Exercise aim:
Output every record below precisely as it is written.
╭─ Data supplied
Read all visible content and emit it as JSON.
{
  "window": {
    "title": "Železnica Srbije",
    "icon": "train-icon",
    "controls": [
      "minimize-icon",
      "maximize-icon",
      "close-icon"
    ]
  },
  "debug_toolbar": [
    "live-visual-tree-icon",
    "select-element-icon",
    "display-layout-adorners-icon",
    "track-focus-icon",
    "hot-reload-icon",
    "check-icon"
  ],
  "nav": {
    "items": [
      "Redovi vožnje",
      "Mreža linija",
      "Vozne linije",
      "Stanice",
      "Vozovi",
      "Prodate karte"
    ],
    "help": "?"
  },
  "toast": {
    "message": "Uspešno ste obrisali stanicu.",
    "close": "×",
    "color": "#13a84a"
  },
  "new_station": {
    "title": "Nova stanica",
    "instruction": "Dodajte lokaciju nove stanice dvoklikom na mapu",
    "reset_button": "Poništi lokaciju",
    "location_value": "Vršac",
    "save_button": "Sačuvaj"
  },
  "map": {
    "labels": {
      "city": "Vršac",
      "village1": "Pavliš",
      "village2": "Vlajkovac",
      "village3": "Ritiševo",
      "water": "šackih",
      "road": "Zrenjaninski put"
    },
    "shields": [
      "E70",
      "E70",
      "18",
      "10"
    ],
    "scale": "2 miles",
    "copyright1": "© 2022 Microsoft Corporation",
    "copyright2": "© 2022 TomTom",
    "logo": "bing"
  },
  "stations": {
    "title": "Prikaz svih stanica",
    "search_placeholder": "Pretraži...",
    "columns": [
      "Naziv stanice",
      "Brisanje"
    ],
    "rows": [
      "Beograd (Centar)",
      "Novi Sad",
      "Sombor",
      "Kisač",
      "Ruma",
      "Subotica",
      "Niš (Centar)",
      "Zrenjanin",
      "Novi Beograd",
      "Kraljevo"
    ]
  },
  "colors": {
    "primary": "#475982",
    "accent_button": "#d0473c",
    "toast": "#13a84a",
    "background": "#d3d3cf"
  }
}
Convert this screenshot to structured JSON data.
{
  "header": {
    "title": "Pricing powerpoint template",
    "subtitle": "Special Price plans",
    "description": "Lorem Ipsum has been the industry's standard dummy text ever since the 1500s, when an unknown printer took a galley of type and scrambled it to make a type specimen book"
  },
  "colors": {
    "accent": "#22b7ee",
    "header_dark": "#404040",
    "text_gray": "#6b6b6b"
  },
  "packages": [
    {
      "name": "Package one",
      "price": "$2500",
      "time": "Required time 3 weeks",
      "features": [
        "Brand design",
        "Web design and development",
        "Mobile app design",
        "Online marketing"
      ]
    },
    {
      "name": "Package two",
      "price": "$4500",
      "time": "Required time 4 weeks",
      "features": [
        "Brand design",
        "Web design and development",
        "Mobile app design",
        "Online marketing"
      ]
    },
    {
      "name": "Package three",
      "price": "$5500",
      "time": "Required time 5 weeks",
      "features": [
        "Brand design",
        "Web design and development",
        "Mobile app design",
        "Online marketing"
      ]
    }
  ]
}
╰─
Response:
Read all visible content and emit it as JSON.
{
  "window": {
    "title": "Železnica Srbije",
    "icon": "train-icon",
    "controls": [
      "minimize-icon",
      "maximize-icon",
      "close-icon"
    ]
  },
  "debug_toolbar": [
    "live-visual-tree-icon",
    "select-element-icon",
    "display-layout-adorners-icon",
    "track-focus-icon",
    "hot-reload-icon",
    "check-icon"
  ],
  "nav": {
    "items": [
      "Redovi vožnje",
      "Mreža linija",
      "Vozne linije",
      "Stanice",
      "Vozovi",
      "Prodate karte"
    ],
    "help": "?"
  },
  "toast": {
    "message": "Uspešno ste obrisali stanicu.",
    "close": "×",
    "color": "#13a84a"
  },
  "new_station": {
    "title": "Nova stanica",
    "instruction": "Dodajte lokaciju nove stanice dvoklikom na mapu",
    "reset_button": "Poništi lokaciju",
    "location_value": "Vršac",
    "save_button": "Sačuvaj"
  },
  "map": {
    "labels": {
      "city": "Vršac",
      "village1": "Pavliš",
      "village2": "Vlajkovac",
      "village3": "Ritiševo",
      "water": "šackih",
      "road": "Zrenjaninski put"
    },
    "shields": [
      "E70",
      "E70",
      "18",
      "10"
    ],
    "scale": "2 miles",
    "copyright1": "© 2022 Microsoft Corporation",
    "copyright2": "© 2022 TomTom",
    "logo": "bing"
  },
  "stations": {
    "title": "Prikaz svih stanica",
    "search_placeholder": "Pretraži...",
    "columns": [
      "Naziv stanice",
      "Brisanje"
    ],
    "rows": [
      "Beograd (Centar)",
      "Novi Sad",
      "Sombor",
      "Kisač",
      "Ruma",
      "Subotica",
      "Niš (Centar)",
      "Zrenjanin",
      "Novi Beograd",
      "Kraljevo"
    ]
  },
  "colors": {
    "primary": "#475982",
    "accent_button": "#d0473c",
    "toast": "#13a84a",
    "background": "#d3d3cf"
  }
}
Convert this screenshot to structured JSON data.
{
  "header": {
    "title": "Pricing powerpoint template",
    "subtitle": "Special Price plans",
    "description": "Lorem Ipsum has been the industry's standard dummy text ever since the 1500s, when an unknown printer took a galley of type and scrambled it to make a type specimen book"
  },
  "colors": {
    "accent": "#22b7ee",
    "header_dark": "#404040",
    "text_gray": "#6b6b6b"
  },
  "packages": [
    {
      "name": "Package one",
      "price": "$2500",
      "time": "Required time 3 weeks",
      "features": [
        "Brand design",
        "Web design and development",
        "Mobile app design",
        "Online marketing"
      ]
    },
    {
      "name": "Package two",
      "price": "$4500",
      "time": "Required time 4 weeks",
      "features": [
        "Brand design",
        "Web design and development",
        "Mobile app design",
        "Online marketing"
      ]
    },
    {
      "name": "Package three",
      "price": "$5500",
      "time": "Required time 5 weeks",
      "features": [
        "Brand design",
        "Web design and development",
        "Mobile app design",
        "Online marketing"
      ]
    }
  ]
}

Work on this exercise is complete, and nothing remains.